The latest round of Digital Millennium Copyright Act (DMCA) withdrawals on Twitch was devastating for many streamers, young and old. Twitch streamers had to delete the entire VOD library (past broadcast recordings) and streaming clips to avoid receiving a wake-up call on their channel to use copyrighted material. If they received only three wake-up calls, Twitch would remove their channel from the platform permanently. So far, Twitch has experienced two waves of strikes (one in May 2020 and another in October 2020). Twitch now warns streamers another wave of DMCA strikes arrives.
In an email sent last Friday, Twitch warned that it had received more withdrawal notices from music publishers. Twitch seems to be trying to warn streamers ahead of time before sending attacks. In the past, the deletions were sudden for Twitch streamers, which caused a lot of panic and anxiety. However, a head up may not be good enough for most streamers. And, as might be expected, the Twitch community doesn’t seem happy with Twitch and its DMCA.

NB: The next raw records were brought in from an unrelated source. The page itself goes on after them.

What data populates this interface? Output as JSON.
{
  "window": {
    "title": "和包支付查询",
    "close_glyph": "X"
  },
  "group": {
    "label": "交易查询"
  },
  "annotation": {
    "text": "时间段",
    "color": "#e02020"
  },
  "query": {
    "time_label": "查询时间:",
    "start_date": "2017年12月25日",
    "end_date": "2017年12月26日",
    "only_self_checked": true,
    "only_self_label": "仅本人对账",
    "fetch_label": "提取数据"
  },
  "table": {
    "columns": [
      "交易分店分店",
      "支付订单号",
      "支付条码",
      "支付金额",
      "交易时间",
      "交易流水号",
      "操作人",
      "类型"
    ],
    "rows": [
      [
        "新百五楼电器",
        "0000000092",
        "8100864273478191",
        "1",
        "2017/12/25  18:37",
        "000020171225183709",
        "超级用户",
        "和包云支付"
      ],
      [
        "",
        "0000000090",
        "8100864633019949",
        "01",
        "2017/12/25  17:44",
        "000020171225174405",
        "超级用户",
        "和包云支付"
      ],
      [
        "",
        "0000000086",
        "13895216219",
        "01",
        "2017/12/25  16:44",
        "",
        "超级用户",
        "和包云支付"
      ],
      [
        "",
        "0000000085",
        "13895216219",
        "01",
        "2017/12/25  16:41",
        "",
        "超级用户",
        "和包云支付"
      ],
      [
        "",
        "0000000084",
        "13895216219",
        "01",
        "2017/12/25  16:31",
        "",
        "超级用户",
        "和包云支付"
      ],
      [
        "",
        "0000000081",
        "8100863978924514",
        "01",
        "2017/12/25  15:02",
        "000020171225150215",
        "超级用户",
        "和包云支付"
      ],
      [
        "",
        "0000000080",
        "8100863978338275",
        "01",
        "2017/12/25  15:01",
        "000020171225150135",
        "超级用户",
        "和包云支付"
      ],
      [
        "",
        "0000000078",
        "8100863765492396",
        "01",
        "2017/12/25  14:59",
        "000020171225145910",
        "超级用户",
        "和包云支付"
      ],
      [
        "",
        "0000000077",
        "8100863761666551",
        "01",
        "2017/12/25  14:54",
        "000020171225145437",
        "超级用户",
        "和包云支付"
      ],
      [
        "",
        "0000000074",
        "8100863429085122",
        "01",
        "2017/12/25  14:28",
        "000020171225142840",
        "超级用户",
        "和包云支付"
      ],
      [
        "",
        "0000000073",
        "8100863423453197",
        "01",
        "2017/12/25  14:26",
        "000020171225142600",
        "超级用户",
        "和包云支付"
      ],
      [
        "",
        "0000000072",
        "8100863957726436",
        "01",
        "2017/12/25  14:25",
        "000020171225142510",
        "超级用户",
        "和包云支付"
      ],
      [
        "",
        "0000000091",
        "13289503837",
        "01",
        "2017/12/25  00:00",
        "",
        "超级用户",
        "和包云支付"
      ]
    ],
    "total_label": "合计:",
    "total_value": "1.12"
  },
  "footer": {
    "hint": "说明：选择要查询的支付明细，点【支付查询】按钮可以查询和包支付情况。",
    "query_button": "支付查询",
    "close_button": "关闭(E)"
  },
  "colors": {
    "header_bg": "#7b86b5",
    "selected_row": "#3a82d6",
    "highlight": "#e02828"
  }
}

What did Twitch say to the DMCA warning?
In the email Twitch sent to its streamers, the platform said, “We are committed to being more transparent with you about DMCA. We recently received a batch of DMCA withdrawal notifications with approximately 1,000 individual claims from music publishers. ”Twitch went on to say that he is“ actively ”talking to music labels to find a solution that we hope will work for both creators and to rights holders.However, Twitch recommended that streamers remove any marked content to include copyrighted material.
“For your remaining VODs, we recommend that you use the ‘Unpublish All’ feature and review any content for unauthorized music or any other copyrighted material,” Twitch wrote in the email.
Twitch needs to fix it now
Hopefully Twitch can find a solution with the music industry. Removals not only damage Twitch’s reputation, but they also damage streamers and their livelihoods. Streamers have already had to delete thousands of hours of content over the past year due to DMCA deletions, and that number will only continue to grow. Twitch needs to find a solution now to save any respect its creators have for the platform. Still, unfortunately it doesn’t look like Twitch will be making a deal with the music industry anytime soon.